Ed’s story perfectly illustrates how your social and in-person networks can collide. He impressed Jen via Twitter, and she was instrumental in recommending him to Keith, who also knew Ed in person. He will never know if just Twitter or just in-person networking would have yielded the same results, but since he covered all of his networking bases, he succeeded and achieved his goals.

Miriam Salpeter is owner and founder of Keppie Careers (http://www.keppiecareers.com/), a coaching and consulting firm helping job seekers and entrepreneurs leverage social media and other tools to achieve their goals. She has appeared on CNN, and  major media outlets, including The Wall Street Journal, The New York Times, Forbes and others have quoted her advice.

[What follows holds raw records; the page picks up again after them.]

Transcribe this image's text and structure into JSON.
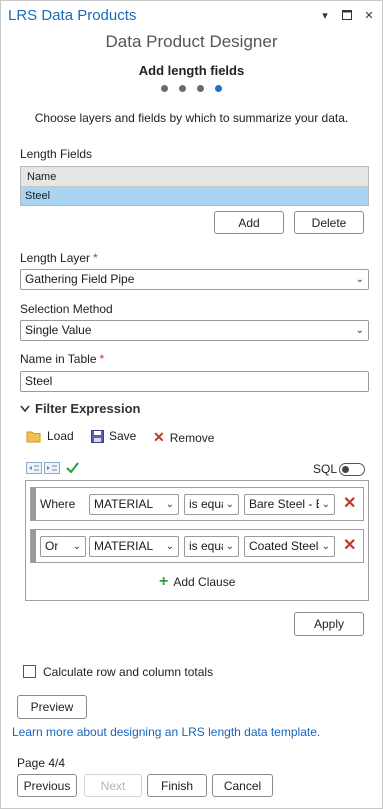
{
  "pane": {
    "title": "LRS Data Products"
  },
  "header": {
    "designer_title": "Data Product Designer",
    "step_title": "Add length fields",
    "steps_total": 4,
    "current_step": 4,
    "instruction": "Choose layers and fields by which to summarize your data."
  },
  "length_fields": {
    "label": "Length Fields",
    "column_header": "Name",
    "rows": [
      "Steel"
    ],
    "add_label": "Add",
    "delete_label": "Delete"
  },
  "length_layer": {
    "label": "Length Layer",
    "value": "Gathering Field Pipe"
  },
  "selection_method": {
    "label": "Selection Method",
    "value": "Single Value"
  },
  "name_in_table": {
    "label": "Name in Table",
    "value": "Steel"
  },
  "filter": {
    "label": "Filter Expression",
    "load_label": "Load",
    "save_label": "Save",
    "remove_label": "Remove",
    "sql_label": "SQL",
    "clauses": [
      {
        "connector": "Where",
        "field": "MATERIAL",
        "operator": "is equal to",
        "value": "Bare Steel - Black"
      },
      {
        "connector": "Or",
        "field": "MATERIAL",
        "operator": "is equal to",
        "value": "Coated Steel"
      }
    ],
    "add_clause_label": "Add Clause",
    "apply_label": "Apply"
  },
  "totals": {
    "label": "Calculate row and column totals",
    "checked": false
  },
  "preview_label": "Preview",
  "learn_more": "Learn more about designing an LRS length data template.",
  "footer": {
    "page_label": "Page 4/4",
    "previous_label": "Previous",
    "next_label": "Next",
    "finish_label": "Finish",
    "cancel_label": "Cancel"
  },
  "colors": {
    "accent": "#1b74c5",
    "required": "#c0392b",
    "selected_row": "#a9d4f2"
  }
}
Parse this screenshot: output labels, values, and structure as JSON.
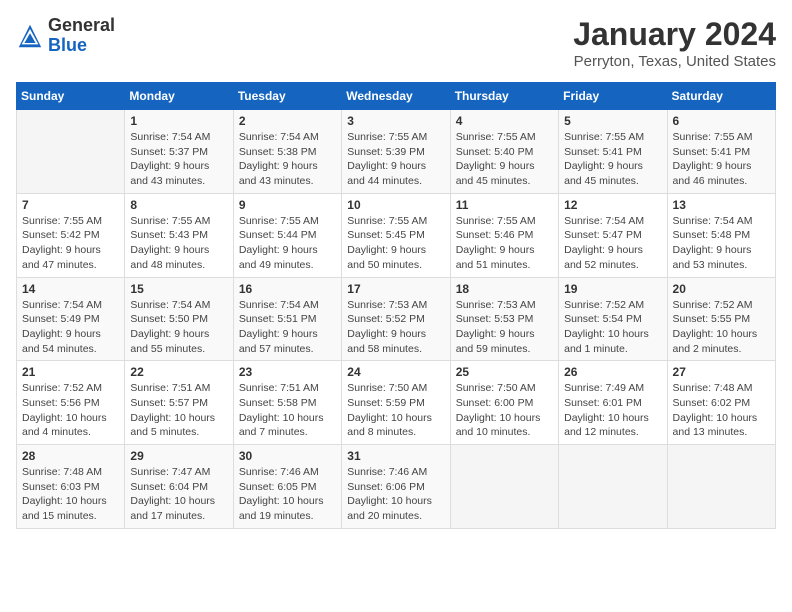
{
  "header": {
    "logo_general": "General",
    "logo_blue": "Blue",
    "title": "January 2024",
    "subtitle": "Perryton, Texas, United States"
  },
  "weekdays": [
    "Sunday",
    "Monday",
    "Tuesday",
    "Wednesday",
    "Thursday",
    "Friday",
    "Saturday"
  ],
  "weeks": [
    [
      {
        "day": "",
        "sunrise": "",
        "sunset": "",
        "daylight": ""
      },
      {
        "day": "1",
        "sunrise": "Sunrise: 7:54 AM",
        "sunset": "Sunset: 5:37 PM",
        "daylight": "Daylight: 9 hours and 43 minutes."
      },
      {
        "day": "2",
        "sunrise": "Sunrise: 7:54 AM",
        "sunset": "Sunset: 5:38 PM",
        "daylight": "Daylight: 9 hours and 43 minutes."
      },
      {
        "day": "3",
        "sunrise": "Sunrise: 7:55 AM",
        "sunset": "Sunset: 5:39 PM",
        "daylight": "Daylight: 9 hours and 44 minutes."
      },
      {
        "day": "4",
        "sunrise": "Sunrise: 7:55 AM",
        "sunset": "Sunset: 5:40 PM",
        "daylight": "Daylight: 9 hours and 45 minutes."
      },
      {
        "day": "5",
        "sunrise": "Sunrise: 7:55 AM",
        "sunset": "Sunset: 5:41 PM",
        "daylight": "Daylight: 9 hours and 45 minutes."
      },
      {
        "day": "6",
        "sunrise": "Sunrise: 7:55 AM",
        "sunset": "Sunset: 5:41 PM",
        "daylight": "Daylight: 9 hours and 46 minutes."
      }
    ],
    [
      {
        "day": "7",
        "sunrise": "Sunrise: 7:55 AM",
        "sunset": "Sunset: 5:42 PM",
        "daylight": "Daylight: 9 hours and 47 minutes."
      },
      {
        "day": "8",
        "sunrise": "Sunrise: 7:55 AM",
        "sunset": "Sunset: 5:43 PM",
        "daylight": "Daylight: 9 hours and 48 minutes."
      },
      {
        "day": "9",
        "sunrise": "Sunrise: 7:55 AM",
        "sunset": "Sunset: 5:44 PM",
        "daylight": "Daylight: 9 hours and 49 minutes."
      },
      {
        "day": "10",
        "sunrise": "Sunrise: 7:55 AM",
        "sunset": "Sunset: 5:45 PM",
        "daylight": "Daylight: 9 hours and 50 minutes."
      },
      {
        "day": "11",
        "sunrise": "Sunrise: 7:55 AM",
        "sunset": "Sunset: 5:46 PM",
        "daylight": "Daylight: 9 hours and 51 minutes."
      },
      {
        "day": "12",
        "sunrise": "Sunrise: 7:54 AM",
        "sunset": "Sunset: 5:47 PM",
        "daylight": "Daylight: 9 hours and 52 minutes."
      },
      {
        "day": "13",
        "sunrise": "Sunrise: 7:54 AM",
        "sunset": "Sunset: 5:48 PM",
        "daylight": "Daylight: 9 hours and 53 minutes."
      }
    ],
    [
      {
        "day": "14",
        "sunrise": "Sunrise: 7:54 AM",
        "sunset": "Sunset: 5:49 PM",
        "daylight": "Daylight: 9 hours and 54 minutes."
      },
      {
        "day": "15",
        "sunrise": "Sunrise: 7:54 AM",
        "sunset": "Sunset: 5:50 PM",
        "daylight": "Daylight: 9 hours and 55 minutes."
      },
      {
        "day": "16",
        "sunrise": "Sunrise: 7:54 AM",
        "sunset": "Sunset: 5:51 PM",
        "daylight": "Daylight: 9 hours and 57 minutes."
      },
      {
        "day": "17",
        "sunrise": "Sunrise: 7:53 AM",
        "sunset": "Sunset: 5:52 PM",
        "daylight": "Daylight: 9 hours and 58 minutes."
      },
      {
        "day": "18",
        "sunrise": "Sunrise: 7:53 AM",
        "sunset": "Sunset: 5:53 PM",
        "daylight": "Daylight: 9 hours and 59 minutes."
      },
      {
        "day": "19",
        "sunrise": "Sunrise: 7:52 AM",
        "sunset": "Sunset: 5:54 PM",
        "daylight": "Daylight: 10 hours and 1 minute."
      },
      {
        "day": "20",
        "sunrise": "Sunrise: 7:52 AM",
        "sunset": "Sunset: 5:55 PM",
        "daylight": "Daylight: 10 hours and 2 minutes."
      }
    ],
    [
      {
        "day": "21",
        "sunrise": "Sunrise: 7:52 AM",
        "sunset": "Sunset: 5:56 PM",
        "daylight": "Daylight: 10 hours and 4 minutes."
      },
      {
        "day": "22",
        "sunrise": "Sunrise: 7:51 AM",
        "sunset": "Sunset: 5:57 PM",
        "daylight": "Daylight: 10 hours and 5 minutes."
      },
      {
        "day": "23",
        "sunrise": "Sunrise: 7:51 AM",
        "sunset": "Sunset: 5:58 PM",
        "daylight": "Daylight: 10 hours and 7 minutes."
      },
      {
        "day": "24",
        "sunrise": "Sunrise: 7:50 AM",
        "sunset": "Sunset: 5:59 PM",
        "daylight": "Daylight: 10 hours and 8 minutes."
      },
      {
        "day": "25",
        "sunrise": "Sunrise: 7:50 AM",
        "sunset": "Sunset: 6:00 PM",
        "daylight": "Daylight: 10 hours and 10 minutes."
      },
      {
        "day": "26",
        "sunrise": "Sunrise: 7:49 AM",
        "sunset": "Sunset: 6:01 PM",
        "daylight": "Daylight: 10 hours and 12 minutes."
      },
      {
        "day": "27",
        "sunrise": "Sunrise: 7:48 AM",
        "sunset": "Sunset: 6:02 PM",
        "daylight": "Daylight: 10 hours and 13 minutes."
      }
    ],
    [
      {
        "day": "28",
        "sunrise": "Sunrise: 7:48 AM",
        "sunset": "Sunset: 6:03 PM",
        "daylight": "Daylight: 10 hours and 15 minutes."
      },
      {
        "day": "29",
        "sunrise": "Sunrise: 7:47 AM",
        "sunset": "Sunset: 6:04 PM",
        "daylight": "Daylight: 10 hours and 17 minutes."
      },
      {
        "day": "30",
        "sunrise": "Sunrise: 7:46 AM",
        "sunset": "Sunset: 6:05 PM",
        "daylight": "Daylight: 10 hours and 19 minutes."
      },
      {
        "day": "31",
        "sunrise": "Sunrise: 7:46 AM",
        "sunset": "Sunset: 6:06 PM",
        "daylight": "Daylight: 10 hours and 20 minutes."
      },
      {
        "day": "",
        "sunrise": "",
        "sunset": "",
        "daylight": ""
      },
      {
        "day": "",
        "sunrise": "",
        "sunset": "",
        "daylight": ""
      },
      {
        "day": "",
        "sunrise": "",
        "sunset": "",
        "daylight": ""
      }
    ]
  ]
}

In addition to her own blog, Miriam writes for U.S. News & World Report and for AolJobs.com. She is the author of the books, Social Networking for Career SuccessSocial Networking for Business Success: How to Turn Your Interests into Income, and  100 Conversations for Career Success. Named to CNN’s list of “top 10 job tweeters you should be following” and a “top 5” influencer on Twitter for job seekers by Mashable.com. Miriam also had her blog selected as a top career resource by Forbes. A vice president for a Wall Street firm prior to earning a master’s degree from Columbia University, Miriam ran the Career Action Center at the Rollins School of Public Health of Emory University before launching her own business.